Hudson believes this signals a dramatic shift in Australia’s working culture. We agree, and believe that many companies will need to become much better at offering more flexible arrangements for employees to achieve their desired work-life balance, however everyone has different needs and expectations regarding that balance.

So how, in today’s culture of ‘constantly on’ do we manage that elusive mix of work and life? Your main priority should be working out what you need and understanding that you do have some control. With flexibility already available and options for working in vastly different ways to what has previously been the norm, we are no longer tied to the 9 to 5 employee for life culture. The premise of working smarter not harder is truly becoming a reality for many people. Try these tips.

TIP # 1 – Prioritise Your Needs to work out what balance means to you, then communicate your needs to your superiors, colleagues etc. If you can’t or don’t want to be available at certain times, let people know and get their support.

TIP # 2 – Use Technology to your advantage and switch it off during some periods to focus on friends and family. Make use of technology to work from home if you can on a regular basis – especially if your work involves periods of writing or research where you need to focus or work quietly for long stretches. The time you save in commuting, not to mention the productivity that you achieve during those periods alone, will make you so much more effective.

TIP # 3 – Focus on the important stuff, and learn time management skills (try the Pomodoro technique). Work out what’s important to you right now and focus on those tasks. Track how you spend your time and work out where you could save time by working faster, delegating or eliminating.

TIP # 4 – Introduce Structure, Processes and Systems around things you do all the time at work. This applies to your personal and home life too. You may have no idea how simple it is to automate or speed up repetitive tasks (or even just outsource them). Think about the tasks you perform regularly and work out how to automate or simplify them.

TIP # 5 – Work Smarter – just because you work 12-hour days doesn’t mean you are more productive. Of course, there are going to be times when you need to work longer hours to complete something urgent, but if you’re working long hours all the time, something is not right. If you believe that hours worked equates to productivity you need to rethink – by eliminating unnecessary emails, meetings and other distractions you could be amazed at how much extra time you gain.

TIP # 6 – Don’t over commit – this should be obvious, but is an area that many people find hard to follow. You don’t have to say yes to everything – social and work.
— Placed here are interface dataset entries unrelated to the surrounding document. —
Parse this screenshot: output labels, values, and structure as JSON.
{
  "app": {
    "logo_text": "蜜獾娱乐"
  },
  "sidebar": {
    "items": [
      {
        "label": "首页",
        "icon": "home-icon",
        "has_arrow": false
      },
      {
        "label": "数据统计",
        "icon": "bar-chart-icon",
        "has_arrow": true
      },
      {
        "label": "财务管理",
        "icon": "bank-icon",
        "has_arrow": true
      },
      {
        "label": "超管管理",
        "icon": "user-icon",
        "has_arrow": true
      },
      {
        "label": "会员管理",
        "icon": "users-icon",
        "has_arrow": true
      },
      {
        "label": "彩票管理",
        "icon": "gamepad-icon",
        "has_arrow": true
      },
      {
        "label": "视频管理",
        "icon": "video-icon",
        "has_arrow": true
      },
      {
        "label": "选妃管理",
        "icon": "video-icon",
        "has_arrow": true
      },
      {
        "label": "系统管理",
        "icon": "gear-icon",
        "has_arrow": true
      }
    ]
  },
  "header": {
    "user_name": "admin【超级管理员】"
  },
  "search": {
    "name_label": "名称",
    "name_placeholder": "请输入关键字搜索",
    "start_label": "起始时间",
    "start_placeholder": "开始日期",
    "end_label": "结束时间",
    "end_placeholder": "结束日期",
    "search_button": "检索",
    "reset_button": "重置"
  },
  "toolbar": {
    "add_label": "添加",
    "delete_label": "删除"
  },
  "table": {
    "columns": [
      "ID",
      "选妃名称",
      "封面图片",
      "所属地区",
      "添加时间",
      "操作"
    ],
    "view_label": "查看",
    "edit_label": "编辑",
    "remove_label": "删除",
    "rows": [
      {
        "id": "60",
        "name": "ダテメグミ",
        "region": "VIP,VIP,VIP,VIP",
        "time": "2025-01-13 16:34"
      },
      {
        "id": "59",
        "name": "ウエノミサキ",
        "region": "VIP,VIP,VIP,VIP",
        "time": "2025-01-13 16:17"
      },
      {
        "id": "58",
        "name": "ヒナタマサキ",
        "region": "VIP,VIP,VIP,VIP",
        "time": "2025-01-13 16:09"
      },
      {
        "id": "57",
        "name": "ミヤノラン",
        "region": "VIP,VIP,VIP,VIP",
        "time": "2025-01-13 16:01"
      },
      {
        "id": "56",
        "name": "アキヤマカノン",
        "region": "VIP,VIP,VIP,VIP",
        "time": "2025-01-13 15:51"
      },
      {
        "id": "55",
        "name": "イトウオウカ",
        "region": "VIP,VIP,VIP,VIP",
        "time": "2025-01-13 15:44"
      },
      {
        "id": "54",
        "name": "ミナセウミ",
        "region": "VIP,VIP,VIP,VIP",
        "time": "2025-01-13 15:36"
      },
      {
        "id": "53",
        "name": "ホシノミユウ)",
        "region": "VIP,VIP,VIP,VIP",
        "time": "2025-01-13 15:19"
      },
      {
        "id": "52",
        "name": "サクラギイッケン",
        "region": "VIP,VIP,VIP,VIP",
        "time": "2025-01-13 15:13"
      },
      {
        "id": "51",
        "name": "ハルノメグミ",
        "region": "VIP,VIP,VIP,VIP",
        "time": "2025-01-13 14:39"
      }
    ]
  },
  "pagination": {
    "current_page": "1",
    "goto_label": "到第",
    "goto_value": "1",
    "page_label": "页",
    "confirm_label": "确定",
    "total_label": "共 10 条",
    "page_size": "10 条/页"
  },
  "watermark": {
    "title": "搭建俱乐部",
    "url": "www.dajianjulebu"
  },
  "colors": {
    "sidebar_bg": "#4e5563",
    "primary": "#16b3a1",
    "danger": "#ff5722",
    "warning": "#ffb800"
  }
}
Use a calendar to arrange your appointments and commitments – include appointments, meetings time to actually work on projects, plus personal and family commitments as well as exercise. I’m a big fan of planning out my week, making sure I have time to fit in all the work I’ve committed to and factoring in some time for me and my family as well as dealing with the day to day mundane activities that need attending to. At the start of each week, review your schedule to ensure you have some down time factored in. If you don’t – try to make sure it happens, and if it can’t for that week – make it a priority for the next week. Planning your week and ensuring you have some down time in your calendar sets you up for success and enables you to deal with the inevitable emergencies that come up.

Work-life balance is becoming more important to more and more people. Achieving and maintaining it is not a one off process – it’s a lifelong pursuit. As your life stage changes, so too will your needs. Aspire to what you need and work to achieve it, but remember to review it from time to time to make sure it’s still working for you.

Are you struggling to achieve the balance you desire in your life right now? Would you like help from a Career Advisor to work out if your career goals and aspirations are in alignment with your work-life balance goals? If so see, please see our Career Counselling Services.